Despite the growing importance of technology to even make or break companies – or to at least open new opportunities – many CEOs are still unaware of the added value better co-operation with the IT department could offer.

This is according to Karen Geldenhuys, MD of Abacus Recruitment., who says: "CIOs are often ignored and simply told: 'sorry, there is no budget', and, if they happen to be lucky enough to sit on the board, their input is often viewed as of less consequence then other financially-focused decisions.
"Most companies are being led from a business or financial perspective, taking little regard of the value technology can bring by improving efficiencies and allowing new markets to be leveraged.
"Yes, cash is king – and budgets are important – but the fact is that there could be more cash and more profits if technology was better harnessed. And if CIOs and the IT departments were given more say," she says.
"Which company today could run without computers? Can you imagine staff running around with pieces of paper trying to conduct business? Why is it that almost every employee needs a computer on his desk – and needs to be linked to the company's network? It is because computers – including computer software – are the lifeblood of any company? In simple terms, they allow companies to make money."
But a 2008 survey on IT Business Balance conducted by Deloitte paints a dismal picture. While computer systems can manage business risks such as safety, fraud and privacy – as well as opening new business doors –  25% of respondents said that the main focus of strategic discussions between top management and IT is purely financial.
"Fewer than 25% believe that IT projects will significantly contribute to business growth in the next three years (i.e projects related to product innovation, take-overs, mergers and a thorough go-to-market strategy."
Forty percent of business respondents come across as being pessimistic about the success ratio of IT projects and state that one in three projects is not finished within the budget or deadline.
Interestingly, 30% of respondents state that they were never involved in IT-related incidents. The report says: "One can wonder whether this reflects the reality and whether it is not rather linked to a lack of transparency around incidents."

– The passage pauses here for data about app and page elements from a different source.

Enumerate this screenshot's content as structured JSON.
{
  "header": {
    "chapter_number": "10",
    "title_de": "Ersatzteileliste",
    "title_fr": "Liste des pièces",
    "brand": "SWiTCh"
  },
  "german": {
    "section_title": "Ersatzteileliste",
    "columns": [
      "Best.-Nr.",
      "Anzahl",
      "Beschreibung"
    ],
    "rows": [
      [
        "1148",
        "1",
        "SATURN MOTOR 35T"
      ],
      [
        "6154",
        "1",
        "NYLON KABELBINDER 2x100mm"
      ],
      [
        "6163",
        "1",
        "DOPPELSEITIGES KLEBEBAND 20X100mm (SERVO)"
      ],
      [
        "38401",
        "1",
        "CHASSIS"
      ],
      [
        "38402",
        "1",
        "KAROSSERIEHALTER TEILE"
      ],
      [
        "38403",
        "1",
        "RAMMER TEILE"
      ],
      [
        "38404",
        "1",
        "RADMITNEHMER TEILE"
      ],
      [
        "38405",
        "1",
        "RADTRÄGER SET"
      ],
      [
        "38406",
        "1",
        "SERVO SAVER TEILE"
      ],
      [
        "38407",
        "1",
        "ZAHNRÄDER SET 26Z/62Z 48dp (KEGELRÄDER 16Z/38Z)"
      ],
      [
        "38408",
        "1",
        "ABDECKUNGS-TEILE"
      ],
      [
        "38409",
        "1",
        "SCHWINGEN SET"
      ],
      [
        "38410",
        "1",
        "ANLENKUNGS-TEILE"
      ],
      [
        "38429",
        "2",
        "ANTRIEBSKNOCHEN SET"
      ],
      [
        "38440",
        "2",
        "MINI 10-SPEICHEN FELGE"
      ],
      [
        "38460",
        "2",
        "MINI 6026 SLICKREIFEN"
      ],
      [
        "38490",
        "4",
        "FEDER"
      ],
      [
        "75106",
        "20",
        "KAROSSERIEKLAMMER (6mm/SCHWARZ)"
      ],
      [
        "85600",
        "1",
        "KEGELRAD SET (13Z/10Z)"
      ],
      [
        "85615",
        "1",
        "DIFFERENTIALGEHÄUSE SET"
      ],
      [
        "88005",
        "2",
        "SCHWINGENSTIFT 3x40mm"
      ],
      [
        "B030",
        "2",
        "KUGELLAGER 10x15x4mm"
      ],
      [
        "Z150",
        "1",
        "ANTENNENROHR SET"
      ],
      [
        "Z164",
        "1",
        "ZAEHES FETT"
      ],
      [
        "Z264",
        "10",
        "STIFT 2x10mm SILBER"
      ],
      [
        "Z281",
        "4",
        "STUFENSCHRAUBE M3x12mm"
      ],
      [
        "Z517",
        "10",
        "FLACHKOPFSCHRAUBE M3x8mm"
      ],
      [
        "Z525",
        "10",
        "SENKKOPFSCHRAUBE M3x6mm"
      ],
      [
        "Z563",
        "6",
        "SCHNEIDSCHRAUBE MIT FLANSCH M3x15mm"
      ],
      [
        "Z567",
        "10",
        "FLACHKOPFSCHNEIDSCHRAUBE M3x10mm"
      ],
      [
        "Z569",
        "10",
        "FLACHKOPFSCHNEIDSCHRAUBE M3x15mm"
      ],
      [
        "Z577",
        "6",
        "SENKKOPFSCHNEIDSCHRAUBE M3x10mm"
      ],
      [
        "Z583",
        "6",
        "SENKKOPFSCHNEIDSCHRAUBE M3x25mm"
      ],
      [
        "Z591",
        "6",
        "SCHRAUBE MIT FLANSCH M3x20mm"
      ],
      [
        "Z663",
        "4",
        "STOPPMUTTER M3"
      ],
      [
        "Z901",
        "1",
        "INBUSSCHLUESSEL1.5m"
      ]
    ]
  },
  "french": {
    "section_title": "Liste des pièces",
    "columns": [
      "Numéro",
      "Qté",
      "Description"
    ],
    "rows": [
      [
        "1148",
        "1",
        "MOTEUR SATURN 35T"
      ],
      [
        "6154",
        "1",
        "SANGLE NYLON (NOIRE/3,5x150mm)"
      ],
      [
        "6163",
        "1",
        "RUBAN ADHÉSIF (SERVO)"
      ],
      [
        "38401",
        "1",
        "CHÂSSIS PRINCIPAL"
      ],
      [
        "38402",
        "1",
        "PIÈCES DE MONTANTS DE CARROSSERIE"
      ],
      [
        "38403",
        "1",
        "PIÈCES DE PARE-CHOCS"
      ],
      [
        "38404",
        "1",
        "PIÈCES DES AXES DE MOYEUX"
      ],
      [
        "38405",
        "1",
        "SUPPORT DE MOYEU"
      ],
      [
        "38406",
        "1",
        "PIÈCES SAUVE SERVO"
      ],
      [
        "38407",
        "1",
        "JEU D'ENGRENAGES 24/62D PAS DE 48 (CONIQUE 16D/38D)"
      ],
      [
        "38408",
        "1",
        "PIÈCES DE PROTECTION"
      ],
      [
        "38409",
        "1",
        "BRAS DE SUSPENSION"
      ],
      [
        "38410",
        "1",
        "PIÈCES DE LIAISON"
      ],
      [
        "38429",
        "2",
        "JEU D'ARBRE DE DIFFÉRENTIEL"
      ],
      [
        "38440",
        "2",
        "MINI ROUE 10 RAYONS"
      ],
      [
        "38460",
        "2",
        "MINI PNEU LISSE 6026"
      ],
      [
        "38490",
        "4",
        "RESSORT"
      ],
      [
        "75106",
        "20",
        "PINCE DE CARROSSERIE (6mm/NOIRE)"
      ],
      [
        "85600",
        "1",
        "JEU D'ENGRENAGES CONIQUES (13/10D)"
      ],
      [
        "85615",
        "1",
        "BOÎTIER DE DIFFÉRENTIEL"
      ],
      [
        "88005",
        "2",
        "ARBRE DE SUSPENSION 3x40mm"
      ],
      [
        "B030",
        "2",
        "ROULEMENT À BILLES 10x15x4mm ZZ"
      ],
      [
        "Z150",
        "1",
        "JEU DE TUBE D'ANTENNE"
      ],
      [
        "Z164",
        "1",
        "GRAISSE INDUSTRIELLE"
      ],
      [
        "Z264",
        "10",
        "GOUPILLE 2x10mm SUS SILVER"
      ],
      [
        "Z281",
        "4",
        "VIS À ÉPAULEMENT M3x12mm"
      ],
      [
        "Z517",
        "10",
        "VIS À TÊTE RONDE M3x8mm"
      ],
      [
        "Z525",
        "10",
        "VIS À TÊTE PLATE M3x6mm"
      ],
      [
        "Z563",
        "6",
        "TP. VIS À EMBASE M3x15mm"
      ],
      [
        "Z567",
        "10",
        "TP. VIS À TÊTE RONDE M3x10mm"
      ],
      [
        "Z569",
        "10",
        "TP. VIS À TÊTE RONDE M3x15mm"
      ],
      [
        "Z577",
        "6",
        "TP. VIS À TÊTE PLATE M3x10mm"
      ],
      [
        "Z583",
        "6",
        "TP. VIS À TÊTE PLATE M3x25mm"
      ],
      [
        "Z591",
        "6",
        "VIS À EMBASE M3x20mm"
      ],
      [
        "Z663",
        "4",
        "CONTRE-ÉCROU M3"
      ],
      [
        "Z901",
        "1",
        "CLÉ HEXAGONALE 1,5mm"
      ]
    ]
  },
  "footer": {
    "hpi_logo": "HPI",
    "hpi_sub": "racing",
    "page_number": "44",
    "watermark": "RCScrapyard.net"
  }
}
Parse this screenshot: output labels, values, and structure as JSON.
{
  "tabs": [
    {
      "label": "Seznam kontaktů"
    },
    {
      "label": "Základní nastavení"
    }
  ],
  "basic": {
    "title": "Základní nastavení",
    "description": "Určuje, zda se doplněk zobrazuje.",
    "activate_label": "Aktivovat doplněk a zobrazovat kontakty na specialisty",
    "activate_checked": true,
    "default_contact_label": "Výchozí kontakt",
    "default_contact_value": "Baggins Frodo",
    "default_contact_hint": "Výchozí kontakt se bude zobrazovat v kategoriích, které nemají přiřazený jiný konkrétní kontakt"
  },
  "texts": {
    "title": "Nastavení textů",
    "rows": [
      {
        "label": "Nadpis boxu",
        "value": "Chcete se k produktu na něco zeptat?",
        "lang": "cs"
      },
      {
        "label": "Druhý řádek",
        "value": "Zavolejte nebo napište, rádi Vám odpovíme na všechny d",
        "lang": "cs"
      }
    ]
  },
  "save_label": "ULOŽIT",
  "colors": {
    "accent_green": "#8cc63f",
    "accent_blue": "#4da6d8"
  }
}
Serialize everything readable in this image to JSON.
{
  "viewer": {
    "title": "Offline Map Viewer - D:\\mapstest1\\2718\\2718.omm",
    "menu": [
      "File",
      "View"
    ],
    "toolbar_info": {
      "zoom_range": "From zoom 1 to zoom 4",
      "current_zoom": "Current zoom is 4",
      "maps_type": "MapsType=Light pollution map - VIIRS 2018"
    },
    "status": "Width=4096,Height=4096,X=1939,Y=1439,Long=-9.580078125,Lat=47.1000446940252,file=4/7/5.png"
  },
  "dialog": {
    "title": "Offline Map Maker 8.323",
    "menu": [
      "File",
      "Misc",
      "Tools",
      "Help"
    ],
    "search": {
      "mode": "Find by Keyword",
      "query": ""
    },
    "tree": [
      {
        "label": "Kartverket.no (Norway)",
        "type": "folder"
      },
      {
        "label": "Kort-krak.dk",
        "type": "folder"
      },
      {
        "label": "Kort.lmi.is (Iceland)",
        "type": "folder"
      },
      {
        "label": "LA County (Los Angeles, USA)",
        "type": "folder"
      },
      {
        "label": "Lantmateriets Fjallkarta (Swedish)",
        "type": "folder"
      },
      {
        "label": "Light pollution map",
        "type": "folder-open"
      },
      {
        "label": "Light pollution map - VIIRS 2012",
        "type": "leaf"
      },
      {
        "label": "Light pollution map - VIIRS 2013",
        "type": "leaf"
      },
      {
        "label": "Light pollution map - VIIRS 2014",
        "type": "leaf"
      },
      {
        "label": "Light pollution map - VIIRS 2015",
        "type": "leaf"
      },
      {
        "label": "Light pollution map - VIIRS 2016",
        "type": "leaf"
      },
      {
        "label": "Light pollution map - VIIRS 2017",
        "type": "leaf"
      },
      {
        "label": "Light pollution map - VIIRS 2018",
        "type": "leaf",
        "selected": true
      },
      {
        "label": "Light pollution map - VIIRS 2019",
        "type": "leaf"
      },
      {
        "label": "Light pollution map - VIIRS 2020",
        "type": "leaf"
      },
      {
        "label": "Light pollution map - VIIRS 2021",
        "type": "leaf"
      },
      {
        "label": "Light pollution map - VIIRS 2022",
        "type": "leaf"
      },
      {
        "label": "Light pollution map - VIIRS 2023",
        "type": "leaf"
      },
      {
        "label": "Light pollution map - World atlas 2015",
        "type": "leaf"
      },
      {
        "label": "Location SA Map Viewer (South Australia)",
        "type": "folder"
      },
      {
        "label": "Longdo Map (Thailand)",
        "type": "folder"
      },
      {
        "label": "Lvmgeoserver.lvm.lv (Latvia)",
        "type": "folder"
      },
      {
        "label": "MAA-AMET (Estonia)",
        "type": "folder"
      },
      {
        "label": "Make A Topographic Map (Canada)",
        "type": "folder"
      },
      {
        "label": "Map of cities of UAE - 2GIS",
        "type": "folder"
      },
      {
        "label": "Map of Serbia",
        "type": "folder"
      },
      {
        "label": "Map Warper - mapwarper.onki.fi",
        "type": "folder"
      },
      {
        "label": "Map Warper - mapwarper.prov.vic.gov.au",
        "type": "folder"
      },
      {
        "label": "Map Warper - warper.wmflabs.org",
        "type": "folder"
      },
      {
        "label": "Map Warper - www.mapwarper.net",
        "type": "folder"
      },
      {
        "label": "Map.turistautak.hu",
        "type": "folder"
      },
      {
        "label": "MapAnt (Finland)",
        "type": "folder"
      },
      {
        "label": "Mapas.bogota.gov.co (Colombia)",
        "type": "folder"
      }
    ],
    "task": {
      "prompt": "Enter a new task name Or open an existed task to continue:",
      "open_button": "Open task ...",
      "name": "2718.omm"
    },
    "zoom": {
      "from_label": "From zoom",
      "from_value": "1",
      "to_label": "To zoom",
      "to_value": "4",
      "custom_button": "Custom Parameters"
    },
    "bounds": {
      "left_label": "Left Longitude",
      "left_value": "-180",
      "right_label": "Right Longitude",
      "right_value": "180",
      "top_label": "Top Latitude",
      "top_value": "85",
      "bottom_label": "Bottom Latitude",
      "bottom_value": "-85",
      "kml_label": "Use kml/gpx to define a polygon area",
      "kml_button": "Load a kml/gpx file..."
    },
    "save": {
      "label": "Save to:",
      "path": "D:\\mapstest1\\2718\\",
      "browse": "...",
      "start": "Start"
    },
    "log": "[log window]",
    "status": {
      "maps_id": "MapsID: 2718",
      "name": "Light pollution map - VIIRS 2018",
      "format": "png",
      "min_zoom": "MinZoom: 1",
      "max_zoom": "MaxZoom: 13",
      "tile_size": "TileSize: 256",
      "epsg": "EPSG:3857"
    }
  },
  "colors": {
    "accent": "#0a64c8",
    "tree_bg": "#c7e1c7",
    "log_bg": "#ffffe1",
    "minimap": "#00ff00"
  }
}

Geldenhuys comments: "The report certainly shows that the financial and IT departments just do not co-exist properly – as they should. This can seriously retard business growth – and business opportunities. It can also result in internal disasters, where vital financial information is literally 'handed' to competitors due to inadequate computer security, and where fraud can rampage a company without being detected. Or simply be detected too late."